INSTRUCTIONS TO FOLLOW: Show every line from the entries that follow which holds the word "Recovery".

(Interface dataset entries)
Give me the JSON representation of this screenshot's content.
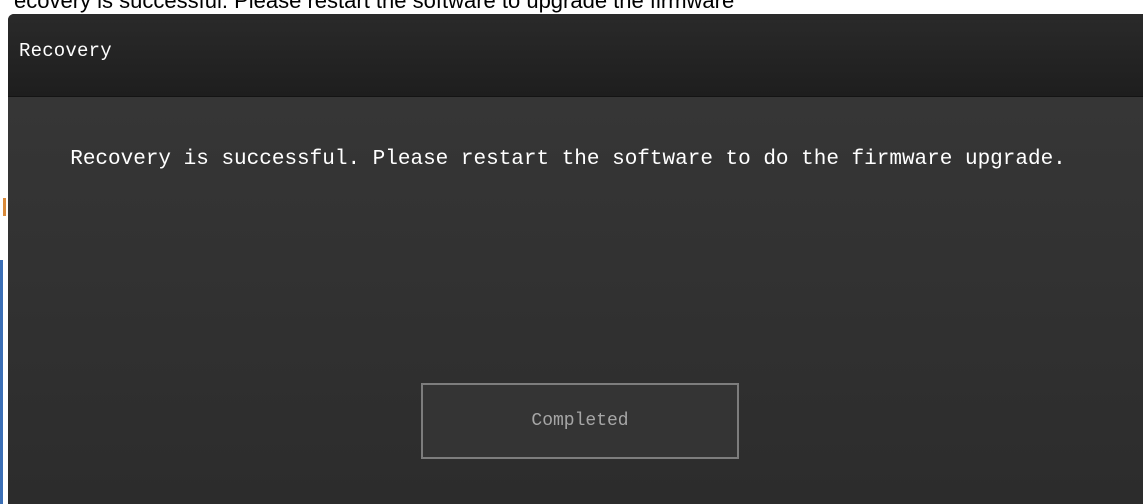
{
  "background_caption": "ecovery is successful. Please restart the software to upgrade the firmware",
  "dialog": {
    "title": "Recovery",
    "message": "Recovery is successful. Please restart the software to do the firmware upgrade.",
    "button_label": "Completed"
  },
  "colors": {
    "dialog_bg": "#2f2f2f",
    "titlebar_bg": "#1e1e1e",
    "text": "#ffffff",
    "button_border": "#7d7d7d",
    "button_text": "#a6a6a6"
  }
}
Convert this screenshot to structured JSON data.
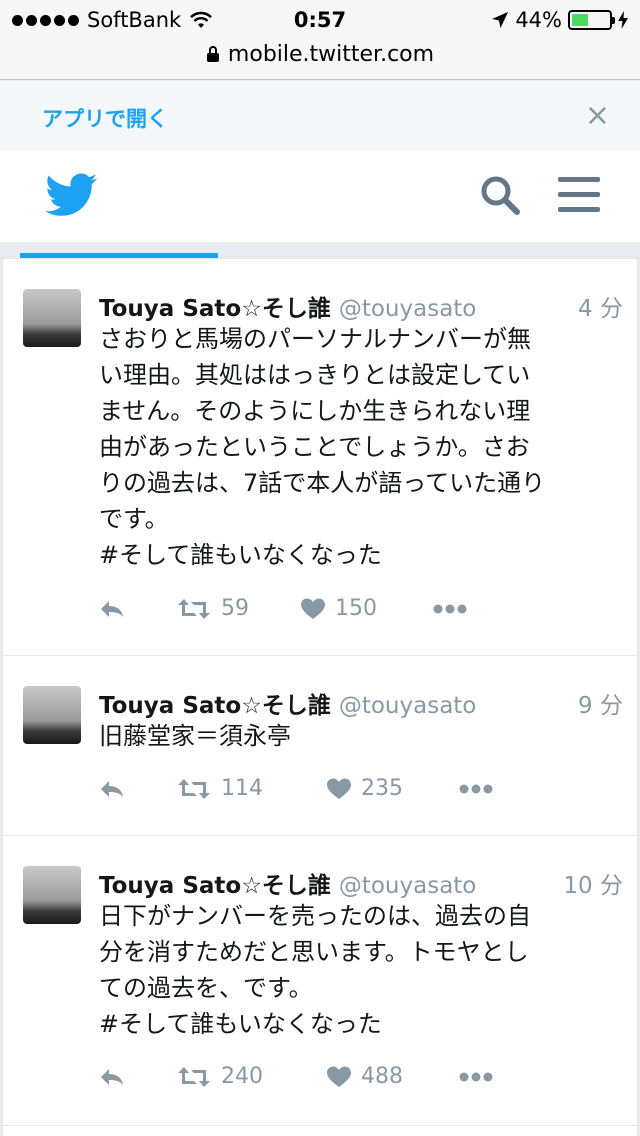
{
  "status_bar": {
    "carrier": "SoftBank",
    "time": "0:57",
    "battery": "44%",
    "battery_level": 0.44
  },
  "url_bar": {
    "url": "mobile.twitter.com"
  },
  "app_banner": {
    "open_label": "アプリで開く",
    "close_label": "×"
  },
  "tweets": [
    {
      "name": "Touya Sato☆そし誰",
      "handle": "@touyasato",
      "time": "4 分",
      "text": "さおりと馬場のパーソナルナンバーが無\nい理由。其処ははっきりとは設定してい\nません。そのようにしか生きられない理\n由があったということでしょうか。さお\nりの過去は、7話で本人が語っていた通り\nです。\n#そして誰もいなくなった",
      "retweets": "59",
      "likes": "150"
    },
    {
      "name": "Touya Sato☆そし誰",
      "handle": "@touyasato",
      "time": "9 分",
      "text": "旧藤堂家＝須永亭",
      "retweets": "114",
      "likes": "235"
    },
    {
      "name": "Touya Sato☆そし誰",
      "handle": "@touyasato",
      "time": "10 分",
      "text": "日下がナンバーを売ったのは、過去の自\n分を消すためだと思います。トモヤとし\nての過去を、です。\n#そして誰もいなくなった",
      "retweets": "240",
      "likes": "488"
    }
  ]
}
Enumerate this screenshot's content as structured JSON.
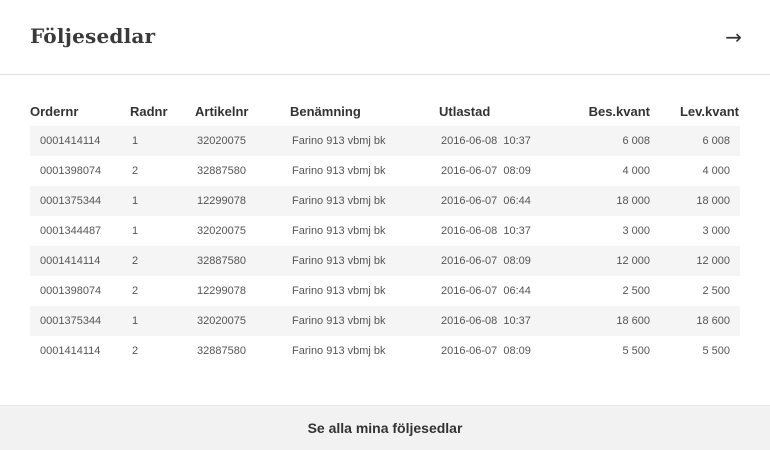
{
  "header": {
    "title": "Följesedlar",
    "arrow_glyph": "→"
  },
  "table": {
    "columns": [
      "Ordernr",
      "Radnr",
      "Artikelnr",
      "Benämning",
      "Utlastad",
      "Bes.kvant",
      "Lev.kvant"
    ],
    "rows": [
      [
        "0001414114",
        "1",
        "32020075",
        "Farino 913 vbmj bk",
        "2016-06-08  10:37",
        "6 008",
        "6 008"
      ],
      [
        "0001398074",
        "2",
        "32887580",
        "Farino 913 vbmj bk",
        "2016-06-07  08:09",
        "4 000",
        "4 000"
      ],
      [
        "0001375344",
        "1",
        "12299078",
        "Farino 913 vbmj bk",
        "2016-06-07  06:44",
        "18 000",
        "18 000"
      ],
      [
        "0001344487",
        "1",
        "32020075",
        "Farino 913 vbmj bk",
        "2016-06-08  10:37",
        "3 000",
        "3 000"
      ],
      [
        "0001414114",
        "2",
        "32887580",
        "Farino 913 vbmj bk",
        "2016-06-07  08:09",
        "12 000",
        "12 000"
      ],
      [
        "0001398074",
        "2",
        "12299078",
        "Farino 913 vbmj bk",
        "2016-06-07  06:44",
        "2 500",
        "2 500"
      ],
      [
        "0001375344",
        "1",
        "32020075",
        "Farino 913 vbmj bk",
        "2016-06-08  10:37",
        "18 600",
        "18 600"
      ],
      [
        "0001414114",
        "2",
        "32887580",
        "Farino 913 vbmj bk",
        "2016-06-07  08:09",
        "5 500",
        "5 500"
      ]
    ]
  },
  "footer": {
    "link_label": "Se alla mina följesedlar"
  }
}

OUTPUT FOR THIS EXERCISE:
    "title": "Recovery",
    "message": "Recovery is successful. Please restart the software to do the firmware upgrade.",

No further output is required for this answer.